“The primary mission of the Marine Security Guard (MSG) is to provide internal security at designated U.S. diplomatic and consular facilities in order to prevent the compromise of classified material vital to the national security of the United States.”

But, some argue, the CIA was there. Yes, they were, and a six-person rescue squad broke cover and got to the Consulate less than one hour after the initial reports of the attack.

According to the Washington Post, they tried to muster support from local militia — and three Libyan soldiers joined them.

Three.

Another security team, also CIA, departed Tripoli and was in Benghazi four hours after the initial attack.

They had to charter an airplane.

The first team had already secured the rescued Americans at the CIA annex, and had defended against an attack on the facility.

The second team arrived in Benghazi and was then delayed at the airport for an additional four hours negotiating with Libyan officials, obtaining vehicles, and forming an effective mission plan.

This second team arrived at the CIA facility, where the first team had brought the Americans from the Consulate, as attacks began again.

Half an hour later, two Americans, from the security teams, are dead. It is approximately 5:30 a.m., in Benghazi.

Libyan military arrives, escorts 18 Americans to the airport. Later that morning another 12, plus the four dead, are also taken to the airport.

These are the names of the people who died:

J. Christopher Stevens, U.S. Ambassador to Libya

Sean Smith, U.S. Foreign Service Information Management Officer

Glen Doherty, Security/CIA, former Navy Seal

Tyrone S. Woods, Security/CIA, former Navy Seal

Why did they die? That is the story — that is the question that needs to be asked for Americans to know the truth.

There are two indisputable answers: lack of funding for security at our embassies and consulates, and the lack of an elite, trained, rapid response force that can respond quickly to events in North Africa.

Dana Milbank wrote, in the Washington Post, October 2012: “House Republicans cut the administration’s request for embassy security funding by $128 million in fiscal 2011 and $331 million in fiscal 2012….Last year, Secretary of State Hillary Clinton warned that Republicans’ proposed cuts to her department would be “detrimental to America’s national security” — a charge Republicans rejected.”

The nearest U.S. military forces, capable of responding to attacks, were Fleet Antiterrorism Security Teams (FAST) in Rota, Spain and a EUCOM special forces team that was training in Central Europe.

The FAST forces were given authorization to prepare to deploy at approximately 2:40 a.m., Benghazi time, according to the official timeline released by the Pentagon.

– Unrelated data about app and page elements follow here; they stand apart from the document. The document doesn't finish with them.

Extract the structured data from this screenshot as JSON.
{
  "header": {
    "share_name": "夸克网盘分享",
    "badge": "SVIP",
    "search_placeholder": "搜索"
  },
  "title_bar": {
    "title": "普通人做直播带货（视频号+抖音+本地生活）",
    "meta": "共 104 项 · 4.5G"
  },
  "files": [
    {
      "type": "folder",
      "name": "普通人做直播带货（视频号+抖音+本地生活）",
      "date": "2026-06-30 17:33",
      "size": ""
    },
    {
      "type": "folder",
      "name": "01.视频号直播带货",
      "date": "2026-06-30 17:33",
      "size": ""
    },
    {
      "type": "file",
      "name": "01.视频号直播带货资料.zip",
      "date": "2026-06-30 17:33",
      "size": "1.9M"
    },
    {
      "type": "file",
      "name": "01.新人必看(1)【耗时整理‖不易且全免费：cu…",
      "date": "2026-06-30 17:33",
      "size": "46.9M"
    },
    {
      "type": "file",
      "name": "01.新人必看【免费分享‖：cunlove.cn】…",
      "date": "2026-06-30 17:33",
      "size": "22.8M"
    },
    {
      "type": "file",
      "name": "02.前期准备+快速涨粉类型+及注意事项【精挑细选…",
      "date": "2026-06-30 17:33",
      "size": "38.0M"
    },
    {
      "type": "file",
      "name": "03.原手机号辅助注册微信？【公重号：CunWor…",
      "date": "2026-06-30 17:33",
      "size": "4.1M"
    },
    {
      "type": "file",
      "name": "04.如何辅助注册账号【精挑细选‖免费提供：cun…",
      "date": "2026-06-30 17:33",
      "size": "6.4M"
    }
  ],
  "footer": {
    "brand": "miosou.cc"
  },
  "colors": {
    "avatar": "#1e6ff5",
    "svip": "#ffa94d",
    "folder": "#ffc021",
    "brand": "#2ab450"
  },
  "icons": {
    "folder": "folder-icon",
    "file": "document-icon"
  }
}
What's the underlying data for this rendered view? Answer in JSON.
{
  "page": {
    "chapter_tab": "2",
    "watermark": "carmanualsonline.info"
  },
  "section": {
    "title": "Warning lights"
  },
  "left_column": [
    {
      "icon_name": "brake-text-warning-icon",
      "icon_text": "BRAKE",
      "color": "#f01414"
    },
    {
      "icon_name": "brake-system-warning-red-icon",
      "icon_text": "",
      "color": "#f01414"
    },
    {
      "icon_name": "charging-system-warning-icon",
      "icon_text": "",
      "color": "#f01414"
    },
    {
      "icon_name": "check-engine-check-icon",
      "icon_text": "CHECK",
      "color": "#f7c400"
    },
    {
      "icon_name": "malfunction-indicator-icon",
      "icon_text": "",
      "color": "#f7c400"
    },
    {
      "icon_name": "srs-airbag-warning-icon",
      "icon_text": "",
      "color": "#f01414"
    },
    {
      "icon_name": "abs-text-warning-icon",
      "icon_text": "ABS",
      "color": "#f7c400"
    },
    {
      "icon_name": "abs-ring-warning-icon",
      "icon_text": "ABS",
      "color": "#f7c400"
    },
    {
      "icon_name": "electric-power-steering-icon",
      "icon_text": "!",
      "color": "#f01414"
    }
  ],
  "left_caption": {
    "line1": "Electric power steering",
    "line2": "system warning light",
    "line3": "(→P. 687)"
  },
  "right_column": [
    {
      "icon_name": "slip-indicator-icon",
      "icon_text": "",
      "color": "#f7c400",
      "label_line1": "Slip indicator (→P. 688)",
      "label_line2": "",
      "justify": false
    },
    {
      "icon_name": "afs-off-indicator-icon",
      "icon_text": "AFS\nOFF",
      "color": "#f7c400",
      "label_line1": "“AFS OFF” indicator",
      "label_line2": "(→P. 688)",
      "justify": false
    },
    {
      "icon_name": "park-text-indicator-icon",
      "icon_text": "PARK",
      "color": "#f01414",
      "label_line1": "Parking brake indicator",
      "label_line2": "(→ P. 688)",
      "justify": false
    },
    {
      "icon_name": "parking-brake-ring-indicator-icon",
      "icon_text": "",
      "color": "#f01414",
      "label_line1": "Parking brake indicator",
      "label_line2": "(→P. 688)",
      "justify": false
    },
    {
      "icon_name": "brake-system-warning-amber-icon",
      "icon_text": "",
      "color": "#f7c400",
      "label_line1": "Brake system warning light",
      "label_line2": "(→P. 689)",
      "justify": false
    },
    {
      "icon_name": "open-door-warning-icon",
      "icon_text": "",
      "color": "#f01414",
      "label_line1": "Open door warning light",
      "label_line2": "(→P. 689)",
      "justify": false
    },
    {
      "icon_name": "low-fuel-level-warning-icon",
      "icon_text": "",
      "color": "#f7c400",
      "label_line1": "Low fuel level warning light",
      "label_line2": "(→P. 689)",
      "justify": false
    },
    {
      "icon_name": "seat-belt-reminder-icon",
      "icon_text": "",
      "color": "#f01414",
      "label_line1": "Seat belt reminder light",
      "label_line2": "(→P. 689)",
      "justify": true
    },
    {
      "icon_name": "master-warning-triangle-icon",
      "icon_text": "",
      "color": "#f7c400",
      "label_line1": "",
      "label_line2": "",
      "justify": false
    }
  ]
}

Stevens was already dead at that time. The CIA annex, with the Americans from the Consulate, had defended against an attack. The team from Tripoli was in Benghazi, but not yet on site.

In short, the money was too little to fund necessary security, and the troops couldn’t arrive until it was too late.

Too little, too late: an old story. Mundane, worn, hackneyed even, but one that is going to be told over and again unless Congress and Washington start to focus on the facts and stop the futile finger pointing.

S.J. Bradford

S.J. Bradford

S.J. bradford is from Lancaster, Pennsylvania and covers U.S. news and world politics among other issues.